Action item: In the material below, find each line with the string "JSON" and copy it.

***** Data provided

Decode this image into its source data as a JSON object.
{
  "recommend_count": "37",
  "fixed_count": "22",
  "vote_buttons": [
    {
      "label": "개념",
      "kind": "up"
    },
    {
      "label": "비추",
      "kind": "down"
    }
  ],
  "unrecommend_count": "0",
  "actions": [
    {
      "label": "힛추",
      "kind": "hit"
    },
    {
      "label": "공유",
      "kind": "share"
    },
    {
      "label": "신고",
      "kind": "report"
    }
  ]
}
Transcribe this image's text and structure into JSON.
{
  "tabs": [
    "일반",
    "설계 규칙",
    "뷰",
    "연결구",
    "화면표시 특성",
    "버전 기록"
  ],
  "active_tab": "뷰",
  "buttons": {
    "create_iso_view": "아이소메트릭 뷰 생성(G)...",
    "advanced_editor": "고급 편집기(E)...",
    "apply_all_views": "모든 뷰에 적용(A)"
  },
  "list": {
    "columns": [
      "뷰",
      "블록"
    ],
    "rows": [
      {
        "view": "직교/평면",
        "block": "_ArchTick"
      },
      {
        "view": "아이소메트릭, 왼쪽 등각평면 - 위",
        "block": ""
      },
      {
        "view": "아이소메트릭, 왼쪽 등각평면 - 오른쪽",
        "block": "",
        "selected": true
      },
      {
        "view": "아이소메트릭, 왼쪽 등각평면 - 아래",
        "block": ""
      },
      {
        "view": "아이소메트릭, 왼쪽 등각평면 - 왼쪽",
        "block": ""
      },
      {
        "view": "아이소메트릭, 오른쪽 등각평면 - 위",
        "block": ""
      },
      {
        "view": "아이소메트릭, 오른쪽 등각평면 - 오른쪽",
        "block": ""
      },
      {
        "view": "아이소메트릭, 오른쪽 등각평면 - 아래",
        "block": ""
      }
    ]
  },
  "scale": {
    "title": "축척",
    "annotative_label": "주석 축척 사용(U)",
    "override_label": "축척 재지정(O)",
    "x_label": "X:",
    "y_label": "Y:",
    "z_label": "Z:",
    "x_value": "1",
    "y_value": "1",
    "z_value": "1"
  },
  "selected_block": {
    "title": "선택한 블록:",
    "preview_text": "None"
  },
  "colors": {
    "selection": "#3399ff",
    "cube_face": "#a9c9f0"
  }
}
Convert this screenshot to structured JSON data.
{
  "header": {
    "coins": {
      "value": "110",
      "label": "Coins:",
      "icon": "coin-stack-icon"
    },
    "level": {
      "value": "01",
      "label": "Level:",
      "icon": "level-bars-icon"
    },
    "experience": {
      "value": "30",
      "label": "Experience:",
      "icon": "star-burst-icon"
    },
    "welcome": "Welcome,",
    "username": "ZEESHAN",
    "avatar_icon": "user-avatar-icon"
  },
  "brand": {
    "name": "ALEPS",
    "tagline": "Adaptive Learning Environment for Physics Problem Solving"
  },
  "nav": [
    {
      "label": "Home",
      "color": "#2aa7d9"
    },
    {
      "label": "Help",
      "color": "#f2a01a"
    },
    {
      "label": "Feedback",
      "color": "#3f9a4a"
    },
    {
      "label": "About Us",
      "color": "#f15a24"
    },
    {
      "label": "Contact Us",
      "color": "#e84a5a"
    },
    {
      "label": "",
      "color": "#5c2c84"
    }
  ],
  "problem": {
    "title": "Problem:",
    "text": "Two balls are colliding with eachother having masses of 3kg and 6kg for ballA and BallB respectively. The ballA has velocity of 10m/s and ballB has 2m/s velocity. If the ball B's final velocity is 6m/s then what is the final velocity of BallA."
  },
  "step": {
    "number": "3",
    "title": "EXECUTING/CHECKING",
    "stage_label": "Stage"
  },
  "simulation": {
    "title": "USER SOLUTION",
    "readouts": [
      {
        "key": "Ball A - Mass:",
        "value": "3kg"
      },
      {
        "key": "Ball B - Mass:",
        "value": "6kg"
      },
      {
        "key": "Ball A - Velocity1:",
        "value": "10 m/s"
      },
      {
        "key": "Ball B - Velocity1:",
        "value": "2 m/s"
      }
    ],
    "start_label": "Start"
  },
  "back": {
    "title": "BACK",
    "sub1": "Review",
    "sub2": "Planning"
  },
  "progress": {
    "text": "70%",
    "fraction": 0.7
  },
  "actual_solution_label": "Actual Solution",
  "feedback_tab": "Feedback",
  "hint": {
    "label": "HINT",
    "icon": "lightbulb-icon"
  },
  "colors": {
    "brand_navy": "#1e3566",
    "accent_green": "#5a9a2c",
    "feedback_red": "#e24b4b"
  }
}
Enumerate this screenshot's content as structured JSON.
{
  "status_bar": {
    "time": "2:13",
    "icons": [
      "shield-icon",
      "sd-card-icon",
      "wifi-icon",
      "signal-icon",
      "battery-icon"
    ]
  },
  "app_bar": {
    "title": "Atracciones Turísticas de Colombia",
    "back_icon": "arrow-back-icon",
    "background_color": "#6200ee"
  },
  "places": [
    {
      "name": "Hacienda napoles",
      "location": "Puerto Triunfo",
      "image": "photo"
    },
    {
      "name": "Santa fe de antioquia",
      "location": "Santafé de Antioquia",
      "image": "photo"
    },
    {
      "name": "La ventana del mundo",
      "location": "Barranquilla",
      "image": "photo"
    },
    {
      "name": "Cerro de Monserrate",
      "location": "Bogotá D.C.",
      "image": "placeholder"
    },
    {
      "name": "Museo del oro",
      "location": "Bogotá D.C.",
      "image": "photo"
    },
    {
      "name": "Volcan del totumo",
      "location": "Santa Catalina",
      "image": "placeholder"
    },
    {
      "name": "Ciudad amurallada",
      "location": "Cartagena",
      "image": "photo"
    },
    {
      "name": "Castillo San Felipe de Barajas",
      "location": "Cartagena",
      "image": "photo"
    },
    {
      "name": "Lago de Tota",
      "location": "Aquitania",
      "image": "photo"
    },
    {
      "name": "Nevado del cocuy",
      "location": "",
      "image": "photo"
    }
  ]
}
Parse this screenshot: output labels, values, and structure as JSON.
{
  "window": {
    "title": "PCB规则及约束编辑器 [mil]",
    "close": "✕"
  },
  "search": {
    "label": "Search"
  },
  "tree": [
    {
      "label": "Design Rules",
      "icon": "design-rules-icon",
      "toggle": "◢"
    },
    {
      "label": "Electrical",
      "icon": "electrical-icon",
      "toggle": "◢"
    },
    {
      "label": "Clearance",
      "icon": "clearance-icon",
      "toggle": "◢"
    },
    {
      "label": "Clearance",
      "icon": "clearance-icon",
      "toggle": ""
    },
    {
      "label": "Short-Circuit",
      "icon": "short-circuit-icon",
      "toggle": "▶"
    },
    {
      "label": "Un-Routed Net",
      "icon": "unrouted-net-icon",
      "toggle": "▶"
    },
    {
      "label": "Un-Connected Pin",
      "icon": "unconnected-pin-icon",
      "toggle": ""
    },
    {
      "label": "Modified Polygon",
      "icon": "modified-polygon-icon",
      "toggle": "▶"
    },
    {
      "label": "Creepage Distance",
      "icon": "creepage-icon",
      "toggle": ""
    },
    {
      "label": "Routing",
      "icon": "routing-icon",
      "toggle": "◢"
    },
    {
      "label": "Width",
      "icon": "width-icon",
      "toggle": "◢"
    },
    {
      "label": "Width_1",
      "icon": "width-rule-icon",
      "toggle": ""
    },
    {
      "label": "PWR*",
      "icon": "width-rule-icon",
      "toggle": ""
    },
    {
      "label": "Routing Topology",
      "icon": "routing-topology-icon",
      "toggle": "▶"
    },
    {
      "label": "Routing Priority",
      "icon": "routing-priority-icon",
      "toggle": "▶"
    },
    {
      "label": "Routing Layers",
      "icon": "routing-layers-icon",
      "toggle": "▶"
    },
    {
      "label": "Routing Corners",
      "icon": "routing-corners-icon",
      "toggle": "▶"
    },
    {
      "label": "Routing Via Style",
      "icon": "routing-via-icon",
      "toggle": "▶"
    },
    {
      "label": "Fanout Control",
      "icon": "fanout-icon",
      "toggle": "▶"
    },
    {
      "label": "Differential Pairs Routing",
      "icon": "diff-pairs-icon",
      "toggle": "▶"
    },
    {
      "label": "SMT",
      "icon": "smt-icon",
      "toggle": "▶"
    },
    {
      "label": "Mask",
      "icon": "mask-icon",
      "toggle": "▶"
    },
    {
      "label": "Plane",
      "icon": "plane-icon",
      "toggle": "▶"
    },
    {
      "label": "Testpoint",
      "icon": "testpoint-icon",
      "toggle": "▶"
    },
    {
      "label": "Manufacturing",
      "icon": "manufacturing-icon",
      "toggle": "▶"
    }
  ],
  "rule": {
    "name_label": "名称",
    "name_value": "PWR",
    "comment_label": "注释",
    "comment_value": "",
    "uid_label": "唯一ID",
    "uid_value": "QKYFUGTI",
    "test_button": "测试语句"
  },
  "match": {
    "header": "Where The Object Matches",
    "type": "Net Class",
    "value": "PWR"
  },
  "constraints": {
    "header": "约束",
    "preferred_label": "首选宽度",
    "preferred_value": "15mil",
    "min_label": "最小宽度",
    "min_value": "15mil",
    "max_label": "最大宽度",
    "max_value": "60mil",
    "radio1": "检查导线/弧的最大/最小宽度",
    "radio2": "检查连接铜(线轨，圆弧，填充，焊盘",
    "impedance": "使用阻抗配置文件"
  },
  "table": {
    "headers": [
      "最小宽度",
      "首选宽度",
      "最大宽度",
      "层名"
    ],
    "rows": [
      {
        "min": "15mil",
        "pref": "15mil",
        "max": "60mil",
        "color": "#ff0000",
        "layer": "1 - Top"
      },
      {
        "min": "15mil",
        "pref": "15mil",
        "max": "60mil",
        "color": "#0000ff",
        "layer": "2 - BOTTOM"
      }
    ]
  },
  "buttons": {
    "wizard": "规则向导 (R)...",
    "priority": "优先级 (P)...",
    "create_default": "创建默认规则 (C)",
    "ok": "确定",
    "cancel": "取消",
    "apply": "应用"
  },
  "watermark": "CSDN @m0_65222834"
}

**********

Output of the exercise:
Decode this image into its source data as a JSON object.
Transcribe this image's text and structure into JSON.
Convert this screenshot to structured JSON data.
Enumerate this screenshot's content as structured JSON.
Parse this screenshot: output labels, values, and structure as JSON.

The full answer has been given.